Output all of the material exactly; leave out no line.
----------
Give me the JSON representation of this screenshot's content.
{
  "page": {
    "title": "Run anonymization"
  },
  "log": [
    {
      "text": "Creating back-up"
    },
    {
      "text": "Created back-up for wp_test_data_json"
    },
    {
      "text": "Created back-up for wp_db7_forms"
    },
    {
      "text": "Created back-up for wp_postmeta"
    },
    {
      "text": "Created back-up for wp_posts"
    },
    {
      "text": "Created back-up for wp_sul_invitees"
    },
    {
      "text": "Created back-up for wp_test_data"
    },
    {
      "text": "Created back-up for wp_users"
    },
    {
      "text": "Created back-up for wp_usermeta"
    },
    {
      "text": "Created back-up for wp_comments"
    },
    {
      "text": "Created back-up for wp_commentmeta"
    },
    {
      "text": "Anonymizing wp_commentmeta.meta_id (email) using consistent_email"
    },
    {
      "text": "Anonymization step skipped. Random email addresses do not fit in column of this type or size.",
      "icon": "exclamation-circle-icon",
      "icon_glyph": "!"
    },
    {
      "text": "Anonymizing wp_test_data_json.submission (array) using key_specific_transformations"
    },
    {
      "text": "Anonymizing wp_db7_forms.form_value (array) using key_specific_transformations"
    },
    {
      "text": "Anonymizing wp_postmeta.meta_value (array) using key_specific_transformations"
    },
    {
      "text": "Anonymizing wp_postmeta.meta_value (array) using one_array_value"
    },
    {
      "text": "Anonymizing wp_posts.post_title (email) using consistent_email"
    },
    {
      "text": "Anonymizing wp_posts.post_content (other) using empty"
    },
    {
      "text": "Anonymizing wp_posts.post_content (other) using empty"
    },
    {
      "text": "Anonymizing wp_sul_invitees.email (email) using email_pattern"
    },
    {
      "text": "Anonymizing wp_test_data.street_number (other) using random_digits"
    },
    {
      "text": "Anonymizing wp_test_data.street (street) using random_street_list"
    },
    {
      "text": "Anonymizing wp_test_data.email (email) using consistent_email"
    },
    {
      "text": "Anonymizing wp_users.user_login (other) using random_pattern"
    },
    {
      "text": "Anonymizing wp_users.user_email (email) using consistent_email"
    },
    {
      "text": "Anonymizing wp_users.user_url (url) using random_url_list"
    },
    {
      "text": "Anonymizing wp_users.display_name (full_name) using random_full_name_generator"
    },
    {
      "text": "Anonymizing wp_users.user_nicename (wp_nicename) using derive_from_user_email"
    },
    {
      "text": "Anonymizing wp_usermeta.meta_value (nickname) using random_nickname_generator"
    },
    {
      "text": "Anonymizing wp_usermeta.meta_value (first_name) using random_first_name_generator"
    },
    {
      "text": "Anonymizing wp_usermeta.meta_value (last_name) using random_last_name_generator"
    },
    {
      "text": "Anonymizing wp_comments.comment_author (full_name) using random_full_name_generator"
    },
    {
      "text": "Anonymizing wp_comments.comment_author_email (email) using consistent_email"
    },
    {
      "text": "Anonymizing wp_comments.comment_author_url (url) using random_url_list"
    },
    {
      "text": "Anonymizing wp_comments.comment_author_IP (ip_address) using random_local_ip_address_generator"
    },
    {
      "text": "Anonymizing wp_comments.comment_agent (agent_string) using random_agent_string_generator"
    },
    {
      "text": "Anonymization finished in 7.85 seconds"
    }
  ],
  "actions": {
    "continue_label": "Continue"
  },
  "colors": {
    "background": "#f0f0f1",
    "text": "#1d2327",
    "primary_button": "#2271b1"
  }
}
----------
### Answer to the problem
Give me the JSON representation of this screenshot's content.
{
  "page": {
    "title": "Run anonymization"
  },
  "log": [
    {
      "text": "Creating back-up"
    },
    {
      "text": "Created back-up for wp_test_data_json"
    },
    {
      "text": "Created back-up for wp_db7_forms"
    },
    {
      "text": "Created back-up for wp_postmeta"
    },
    {
      "text": "Created back-up for wp_posts"
    },
    {
      "text": "Created back-up for wp_sul_invitees"
    },
    {
      "text": "Created back-up for wp_test_data"
    },
    {
      "text": "Created back-up for wp_users"
    },
    {
      "text": "Created back-up for wp_usermeta"
    },
    {
      "text": "Created back-up for wp_comments"
    },
    {
      "text": "Created back-up for wp_commentmeta"
    },
    {
      "text": "Anonymizing wp_commentmeta.meta_id (email) using consistent_email"
    },
    {
      "text": "Anonymization step skipped. Random email addresses do not fit in column of this type or size.",
      "icon": "exclamation-circle-icon",
      "icon_glyph": "!"
    },
    {
      "text": "Anonymizing wp_test_data_json.submission (array) using key_specific_transformations"
    },
    {
      "text": "Anonymizing wp_db7_forms.form_value (array) using key_specific_transformations"
    },
    {
      "text": "Anonymizing wp_postmeta.meta_value (array) using key_specific_transformations"
    },
    {
      "text": "Anonymizing wp_postmeta.meta_value (array) using one_array_value"
    },
    {
      "text": "Anonymizing wp_posts.post_title (email) using consistent_email"
    },
    {
      "text": "Anonymizing wp_posts.post_content (other) using empty"
    },
    {
      "text": "Anonymizing wp_posts.post_content (other) using empty"
    },
    {
      "text": "Anonymizing wp_sul_invitees.email (email) using email_pattern"
    },
    {
      "text": "Anonymizing wp_test_data.street_number (other) using random_digits"
    },
    {
      "text": "Anonymizing wp_test_data.street (street) using random_street_list"
    },
    {
      "text": "Anonymizing wp_test_data.email (email) using consistent_email"
    },
    {
      "text": "Anonymizing wp_users.user_login (other) using random_pattern"
    },
    {
      "text": "Anonymizing wp_users.user_email (email) using consistent_email"
    },
    {
      "text": "Anonymizing wp_users.user_url (url) using random_url_list"
    },
    {
      "text": "Anonymizing wp_users.display_name (full_name) using random_full_name_generator"
    },
    {
      "text": "Anonymizing wp_users.user_nicename (wp_nicename) using derive_from_user_email"
    },
    {
      "text": "Anonymizing wp_usermeta.meta_value (nickname) using random_nickname_generator"
    },
    {
      "text": "Anonymizing wp_usermeta.meta_value (first_name) using random_first_name_generator"
    },
    {
      "text": "Anonymizing wp_usermeta.meta_value (last_name) using random_last_name_generator"
    },
    {
      "text": "Anonymizing wp_comments.comment_author (full_name) using random_full_name_generator"
    },
    {
      "text": "Anonymizing wp_comments.comment_author_email (email) using consistent_email"
    },
    {
      "text": "Anonymizing wp_comments.comment_author_url (url) using random_url_list"
    },
    {
      "text": "Anonymizing wp_comments.comment_author_IP (ip_address) using random_local_ip_address_generator"
    },
    {
      "text": "Anonymizing wp_comments.comment_agent (agent_string) using random_agent_string_generator"
    },
    {
      "text": "Anonymization finished in 7.85 seconds"
    }
  ],
  "actions": {
    "continue_label": "Continue"
  },
  "colors": {
    "background": "#f0f0f1",
    "text": "#1d2327",
    "primary_button": "#2271b1"
  }
}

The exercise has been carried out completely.